Instead, the locals wanted these people out, and planned to use the first opportunity to chase them away. The hoax gave them their excuse. I guess I'm just afraid that subsidizing their effort might encourage them to try it again.

kbp said...


The picture is to provide a basis for the 'finder of facts' - woithout a jury it is Walthers at this hearing - to assume Jeffs took a 12 YO bride. Therefore all that blindly follow him, a CHILD SEX CRIMINAL, are of the same mondset.

The articile tells us that "...questions from state attorney Ellen Griffith about how long she had been at the ranch, who shares the building where she lives" was allowed, as would be xpected in Walthers court.

Since there are no crimes proved yet at the ranch, so no known criminals there either, I thought the questions were a bit premature. More of a fishing expedition for information to be used against others, if there are others that committed crimes.

My impression of this hearing is Walthers is in a corner and knows EVERYONE is watching her.

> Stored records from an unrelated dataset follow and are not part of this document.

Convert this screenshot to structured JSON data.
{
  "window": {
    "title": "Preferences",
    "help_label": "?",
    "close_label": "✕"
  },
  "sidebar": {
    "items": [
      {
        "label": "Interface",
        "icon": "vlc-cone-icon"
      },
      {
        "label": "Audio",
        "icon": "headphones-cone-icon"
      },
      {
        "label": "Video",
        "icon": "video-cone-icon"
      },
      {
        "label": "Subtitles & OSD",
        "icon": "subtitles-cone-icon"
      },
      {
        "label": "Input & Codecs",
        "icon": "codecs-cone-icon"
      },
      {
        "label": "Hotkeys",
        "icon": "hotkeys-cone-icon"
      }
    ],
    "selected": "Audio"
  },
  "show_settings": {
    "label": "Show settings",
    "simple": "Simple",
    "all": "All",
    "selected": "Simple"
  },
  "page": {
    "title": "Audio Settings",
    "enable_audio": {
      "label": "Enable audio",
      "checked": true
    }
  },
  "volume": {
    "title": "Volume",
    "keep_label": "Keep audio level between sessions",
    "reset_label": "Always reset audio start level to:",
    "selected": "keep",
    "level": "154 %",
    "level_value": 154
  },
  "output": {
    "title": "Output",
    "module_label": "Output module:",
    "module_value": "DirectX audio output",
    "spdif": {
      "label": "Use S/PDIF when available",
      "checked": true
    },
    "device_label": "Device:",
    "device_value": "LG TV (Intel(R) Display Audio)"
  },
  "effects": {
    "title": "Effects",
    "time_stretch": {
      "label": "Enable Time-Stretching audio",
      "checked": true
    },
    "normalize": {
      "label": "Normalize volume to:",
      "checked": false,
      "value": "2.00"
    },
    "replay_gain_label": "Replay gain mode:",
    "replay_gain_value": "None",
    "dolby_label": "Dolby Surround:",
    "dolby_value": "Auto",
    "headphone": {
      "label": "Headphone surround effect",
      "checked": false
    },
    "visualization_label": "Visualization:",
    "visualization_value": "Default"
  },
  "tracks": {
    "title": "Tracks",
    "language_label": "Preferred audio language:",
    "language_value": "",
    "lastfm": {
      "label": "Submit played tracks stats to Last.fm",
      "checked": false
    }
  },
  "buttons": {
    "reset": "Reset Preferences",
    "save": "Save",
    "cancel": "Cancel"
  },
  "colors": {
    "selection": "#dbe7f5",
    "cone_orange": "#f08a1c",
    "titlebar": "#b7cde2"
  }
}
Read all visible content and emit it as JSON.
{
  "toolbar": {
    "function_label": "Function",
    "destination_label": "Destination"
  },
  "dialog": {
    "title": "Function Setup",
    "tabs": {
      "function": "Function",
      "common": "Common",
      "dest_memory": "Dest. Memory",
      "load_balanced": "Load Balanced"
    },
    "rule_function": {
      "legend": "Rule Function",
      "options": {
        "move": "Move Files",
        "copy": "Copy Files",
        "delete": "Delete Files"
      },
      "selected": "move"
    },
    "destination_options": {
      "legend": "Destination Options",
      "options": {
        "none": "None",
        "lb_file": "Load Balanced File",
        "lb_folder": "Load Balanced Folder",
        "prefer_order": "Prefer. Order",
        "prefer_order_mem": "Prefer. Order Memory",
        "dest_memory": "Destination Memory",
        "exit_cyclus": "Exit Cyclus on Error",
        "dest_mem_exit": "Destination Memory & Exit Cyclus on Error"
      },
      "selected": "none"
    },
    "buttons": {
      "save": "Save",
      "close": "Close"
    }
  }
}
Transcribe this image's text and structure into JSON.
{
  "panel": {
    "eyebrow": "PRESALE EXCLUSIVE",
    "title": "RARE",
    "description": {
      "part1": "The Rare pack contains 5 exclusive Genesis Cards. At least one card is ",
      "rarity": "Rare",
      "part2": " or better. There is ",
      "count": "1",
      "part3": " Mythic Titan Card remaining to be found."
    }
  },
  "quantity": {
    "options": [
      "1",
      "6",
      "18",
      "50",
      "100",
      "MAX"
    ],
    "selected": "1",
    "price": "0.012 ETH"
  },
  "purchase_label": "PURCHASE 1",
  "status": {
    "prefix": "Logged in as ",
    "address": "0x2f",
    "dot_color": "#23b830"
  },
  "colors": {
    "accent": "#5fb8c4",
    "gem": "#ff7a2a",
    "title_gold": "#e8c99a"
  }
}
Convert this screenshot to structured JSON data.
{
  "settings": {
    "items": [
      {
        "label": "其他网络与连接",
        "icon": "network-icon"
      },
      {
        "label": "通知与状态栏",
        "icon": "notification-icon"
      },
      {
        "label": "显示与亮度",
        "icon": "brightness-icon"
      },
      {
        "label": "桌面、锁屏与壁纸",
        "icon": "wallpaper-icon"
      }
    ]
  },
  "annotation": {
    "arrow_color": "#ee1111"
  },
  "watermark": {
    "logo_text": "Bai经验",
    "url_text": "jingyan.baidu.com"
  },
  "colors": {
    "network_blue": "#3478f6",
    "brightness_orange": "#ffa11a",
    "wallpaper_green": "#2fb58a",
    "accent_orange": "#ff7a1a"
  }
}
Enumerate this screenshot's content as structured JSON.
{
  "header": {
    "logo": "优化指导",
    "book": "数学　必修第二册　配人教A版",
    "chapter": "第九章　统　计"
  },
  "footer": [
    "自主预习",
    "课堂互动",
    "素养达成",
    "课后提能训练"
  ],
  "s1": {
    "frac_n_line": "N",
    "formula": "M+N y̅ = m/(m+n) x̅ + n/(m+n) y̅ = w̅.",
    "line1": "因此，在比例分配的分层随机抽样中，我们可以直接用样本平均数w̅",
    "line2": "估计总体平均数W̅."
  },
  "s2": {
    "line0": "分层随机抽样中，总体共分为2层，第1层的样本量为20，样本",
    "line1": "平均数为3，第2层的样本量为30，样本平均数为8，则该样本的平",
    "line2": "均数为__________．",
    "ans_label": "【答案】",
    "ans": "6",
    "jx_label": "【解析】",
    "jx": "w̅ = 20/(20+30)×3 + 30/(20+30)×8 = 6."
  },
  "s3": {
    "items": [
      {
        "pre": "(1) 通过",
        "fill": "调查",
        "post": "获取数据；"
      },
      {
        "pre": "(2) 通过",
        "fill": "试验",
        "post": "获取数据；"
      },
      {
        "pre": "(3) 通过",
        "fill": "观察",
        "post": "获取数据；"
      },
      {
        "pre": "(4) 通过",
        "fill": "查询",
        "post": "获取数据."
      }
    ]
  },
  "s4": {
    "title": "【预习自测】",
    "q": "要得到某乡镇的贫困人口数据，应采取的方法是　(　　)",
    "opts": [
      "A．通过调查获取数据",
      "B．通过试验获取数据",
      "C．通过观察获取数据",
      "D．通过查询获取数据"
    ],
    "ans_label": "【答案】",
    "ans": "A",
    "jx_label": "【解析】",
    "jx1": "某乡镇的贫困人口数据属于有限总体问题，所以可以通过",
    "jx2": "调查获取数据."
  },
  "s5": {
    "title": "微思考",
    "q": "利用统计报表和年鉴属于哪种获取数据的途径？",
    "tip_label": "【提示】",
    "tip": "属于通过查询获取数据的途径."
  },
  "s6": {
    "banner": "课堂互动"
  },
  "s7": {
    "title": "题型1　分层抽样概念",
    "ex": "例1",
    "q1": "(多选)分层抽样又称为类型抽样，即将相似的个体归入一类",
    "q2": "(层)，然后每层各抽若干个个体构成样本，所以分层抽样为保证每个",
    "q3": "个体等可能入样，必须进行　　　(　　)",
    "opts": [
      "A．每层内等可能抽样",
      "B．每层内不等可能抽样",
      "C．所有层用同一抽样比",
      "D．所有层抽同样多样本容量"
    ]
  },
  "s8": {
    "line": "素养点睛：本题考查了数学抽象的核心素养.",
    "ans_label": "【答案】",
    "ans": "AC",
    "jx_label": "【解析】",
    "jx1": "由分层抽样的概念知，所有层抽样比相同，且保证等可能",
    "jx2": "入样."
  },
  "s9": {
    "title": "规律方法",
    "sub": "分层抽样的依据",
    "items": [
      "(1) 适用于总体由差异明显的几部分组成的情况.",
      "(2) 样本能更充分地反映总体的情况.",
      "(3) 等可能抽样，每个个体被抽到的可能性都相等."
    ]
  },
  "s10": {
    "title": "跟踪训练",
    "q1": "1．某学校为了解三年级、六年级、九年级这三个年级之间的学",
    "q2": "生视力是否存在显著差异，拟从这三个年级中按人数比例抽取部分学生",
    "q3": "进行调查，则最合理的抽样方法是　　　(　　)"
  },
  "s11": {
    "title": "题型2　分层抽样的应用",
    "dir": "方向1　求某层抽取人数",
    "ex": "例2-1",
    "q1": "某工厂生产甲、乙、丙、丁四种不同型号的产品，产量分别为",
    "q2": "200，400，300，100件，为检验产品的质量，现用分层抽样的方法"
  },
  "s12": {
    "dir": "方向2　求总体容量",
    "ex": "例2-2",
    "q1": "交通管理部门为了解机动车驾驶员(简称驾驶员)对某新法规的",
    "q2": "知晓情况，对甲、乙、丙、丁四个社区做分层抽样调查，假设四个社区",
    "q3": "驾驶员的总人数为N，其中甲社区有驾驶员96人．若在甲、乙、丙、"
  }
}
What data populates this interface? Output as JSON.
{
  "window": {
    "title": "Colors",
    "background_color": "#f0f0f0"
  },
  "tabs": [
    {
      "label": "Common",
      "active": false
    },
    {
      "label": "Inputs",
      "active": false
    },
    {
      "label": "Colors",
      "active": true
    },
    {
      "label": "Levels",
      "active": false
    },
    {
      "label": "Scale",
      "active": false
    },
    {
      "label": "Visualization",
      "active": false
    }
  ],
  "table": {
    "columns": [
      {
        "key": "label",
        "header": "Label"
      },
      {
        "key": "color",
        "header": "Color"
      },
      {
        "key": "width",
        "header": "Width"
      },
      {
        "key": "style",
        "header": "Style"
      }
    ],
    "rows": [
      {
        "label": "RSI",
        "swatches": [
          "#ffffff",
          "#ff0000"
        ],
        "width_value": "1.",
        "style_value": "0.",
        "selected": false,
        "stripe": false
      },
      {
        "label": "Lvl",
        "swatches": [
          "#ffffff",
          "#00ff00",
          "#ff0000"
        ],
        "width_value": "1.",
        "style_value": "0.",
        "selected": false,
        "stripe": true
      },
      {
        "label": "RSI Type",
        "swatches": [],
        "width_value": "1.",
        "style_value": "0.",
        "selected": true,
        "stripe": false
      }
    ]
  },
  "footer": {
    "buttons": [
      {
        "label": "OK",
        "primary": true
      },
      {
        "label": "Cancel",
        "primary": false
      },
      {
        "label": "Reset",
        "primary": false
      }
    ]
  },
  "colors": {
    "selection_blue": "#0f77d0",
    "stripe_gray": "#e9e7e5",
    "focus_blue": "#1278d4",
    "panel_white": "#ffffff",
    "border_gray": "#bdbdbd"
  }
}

She needs to find something, so, to quote her about this hearing; "if it takes two to three days, we're going to do it."

kbp said...


I should add that Walthers is looking more corrupt to me in this hearing. Remember that the hearing is about "immediate" dangers that justify taking custody of a NEW BORN BABY that has never been to the ranch.

Walthers knows the 3rd just BenchSlapped her for an in the original 14 Day Hearing...

There is nothing that can be testified to that took place prior to the baby being born that matters much as I see it, unless there are witnesses to the IMMEDIATE family beating babies to death.

Walthers is in over her head it looks like and is searching hard for crimes that will somehow justify ignoring the codes to save Sarah and ALL the children.

Pinkycatcher said...


You can make the same assumption to people of the catholic faith, or the baptists (we've had our sex scandals before) or any number of faiths, groups, or creeds. Just because the leader does something does not mean it passes on to his followers. That should be evidence in a criminal case against Jeffs, not in a civil case showing the immediate danger of a child.

Anonymous said...

Grits, I think you need to add another poll: Who should pay for Tom Green County's expenses? They will be at least an order of magnitude larger than Schliecher County's.

After the first day or son, most of the expenses for lodging, court hearings and support, have fallen on San Angelo and Tom Green County, not Schliecher County.

I would like to see the the expenses split mostly between Schliecher County and the CPS budget.

Anonymous said...

does the language of the mandamus (abused discretion, etc) mean they can count on getting a judge other than walthers to hear any future proceedings?

Anonymous said...

Well since these folks started the ball rolling let them pay from their pockets if the county has no money. And as for them cps workers..too bad about those gas funds. I don't see gas vouchers so the parents can visit their far flung children. In california we provide bus tickets or gas vouchers for the family to visit.

Chris said...

How come nobody can find Rozita Swinton?